A Friend in a Window.By
When I moved into my house years ago there was an elderly gentleman named Jimmy that lived across the street from me. Jimmy was in his late 70s then. Jimmy was a WWII vet who saw plenty of action all across Europe and was very proud of that. Jimmy took a liking to me because I was former Military and a current police officer. We spent a lot of time sitting on his patio in his back yard sipping cheap beer Jimmy always had on tap. He would regale me with stories of his exploits and adventures during WWII and many times he told me the same story a few different ways. I enjoyed those times with Jimmy and I know he did as well.
He was up there in age, obviously, so I felt it my neighborly duty to shovel his walk and driveway when it snowed, they always offered money but I never took it. They would always sneak a bottle of spirits between my door at Christmas time and that’s how we left it. During the summer Jimmy had a riding mower and he enjoyed getting on that thing and mowing his grass so I never had to mow his grass. It was always after he mowed his grass that he would look for me, call me over and we’d sit sipping that cheap beer.
Jimmy passed away about 10 years ago and it saddened me deeply. I really loved his stories, even the ones I heard over and over, because each time he told them he told them like it was the first time he ever told anyone. Jimmy was a GREAT guy.
His wife remained behind and as my kids got older they helped her with things. We mainly kept to shoveling her walk in the winter, she had grandsons that mowed the lawn. As the years passed she became more and more frail and it got to the point that she could no longer care for herself and she moved in with her daughter. They asked us if we could mow the grass. We said we would mow the grass and shovel the walkway. The house has been left empty for three years now, the son in law pops in a couple of times a year to make sure everything is alright but mainly the house sits empty.

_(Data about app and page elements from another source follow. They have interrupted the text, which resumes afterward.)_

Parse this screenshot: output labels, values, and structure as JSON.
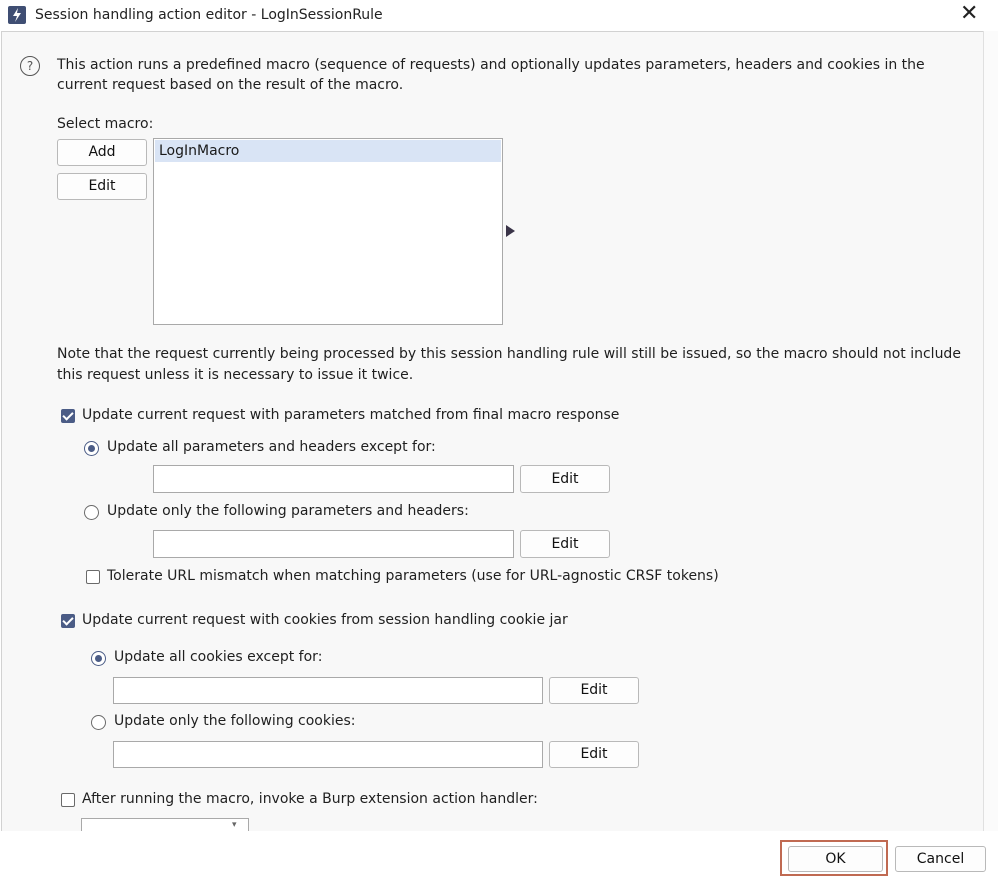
{
  "window": {
    "title": "Session handling action editor - LogInSessionRule"
  },
  "description": "This action runs a predefined macro (sequence of requests) and optionally updates parameters, headers and cookies in the current request based on the result of the macro.",
  "macro": {
    "label": "Select macro:",
    "add_label": "Add",
    "edit_label": "Edit",
    "items": [
      "LogInMacro"
    ],
    "selected": "LogInMacro"
  },
  "note": "Note that the request currently being processed by this session handling rule will still be issued, so the macro should not include this request unless it is necessary to issue it twice.",
  "params": {
    "checkbox_label": "Update current request with parameters matched from final macro response",
    "checked": true,
    "option_all_label": "Update all parameters and headers except for:",
    "option_all_value": "",
    "option_only_label": "Update only the following parameters and headers:",
    "option_only_value": "",
    "selected_option": "all",
    "edit_label": "Edit",
    "tolerate_label": "Tolerate URL mismatch when matching parameters (use for URL-agnostic CRSF tokens)",
    "tolerate_checked": false
  },
  "cookies": {
    "checkbox_label": "Update current request with cookies from session handling cookie jar",
    "checked": true,
    "option_all_label": "Update all cookies except for:",
    "option_all_value": "",
    "option_only_label": "Update only the following cookies:",
    "option_only_value": "",
    "selected_option": "all",
    "edit_label": "Edit"
  },
  "extension": {
    "checkbox_label": "After running the macro, invoke a Burp extension action handler:",
    "checked": false
  },
  "footer": {
    "ok_label": "OK",
    "cancel_label": "Cancel"
  },
  "icons": {
    "app": "burp-lightning-icon",
    "close": "close-icon",
    "help": "help-icon",
    "arrow": "arrow-right-icon"
  },
  "colors": {
    "accent": "#4b5c86",
    "selection": "#d9e4f5",
    "ok_highlight": "#c06a52"
  }
}
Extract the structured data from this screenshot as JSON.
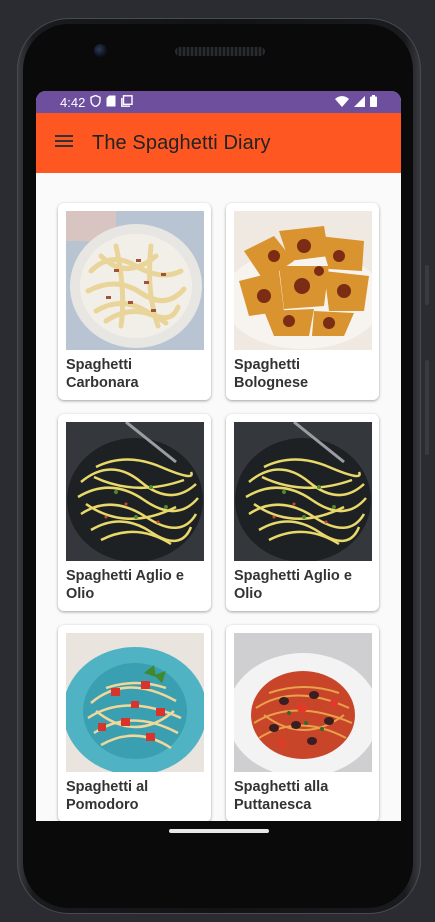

My kids have been mowing the grass for the past three years and while we told them we wouldn’t accept any pay, they send a popcorn gift basket to my kids every 2 or 3 months. My kids have grown up, they have lives and the grass was getting out of control. It’s a big yard, bigger than ours, and I was dreading mowing it but knew today I had to get over there and mow it. I mowed the front first and went into the back yard. I stood on the patio where Jimmy and I sat and shared a few cold ones and he shared his great adventures with me. I had been in that back yard a few times since Jimmy passed away but always with someone with me. Today I stood alone and remembered Jimmy like I hadn’t in a few years. The grass was so high in the back and even with it raised to the highest position I struggled with the mower to get through it.
I kept getting a strange feeling like I was needed some where or someone was watching me. I looked up to the back of the house and Jimmy was in the window looking at me, smiling. I looked at him for a good 5 seconds not believing what I was seeing but feeling really cool about it. I didn’t move, I didn’t wave I just smiled and Jimmy faded into the curtain that hung on the window.
I have to admit I got a little emotional over that, I finished mowing and walked back to my house feeling at first creeped out, but now feeling totally at ease. Jimmy is there, in the home he made as a young man. The home he raised his children in, loved his wife in, shared a cold one with friends and ultimately died in. He’s been lonely for a couple of years and I think today him seeing me gave him comfort and he was happy. I wish I could walk over there now and sit with him, sip a beer and listen to his stories again.
In the end seeing Jimmy brought some semblance of peace to me, I don’t know if you believe in ghost, I sure do, I’ve had too many encounters in my life not to, but today was special and good and it affirms to me that there is something so much more going on than we can ever really know, something beyond this life, whatever it is you believe in sometimes it takes a Jimmy to remind us.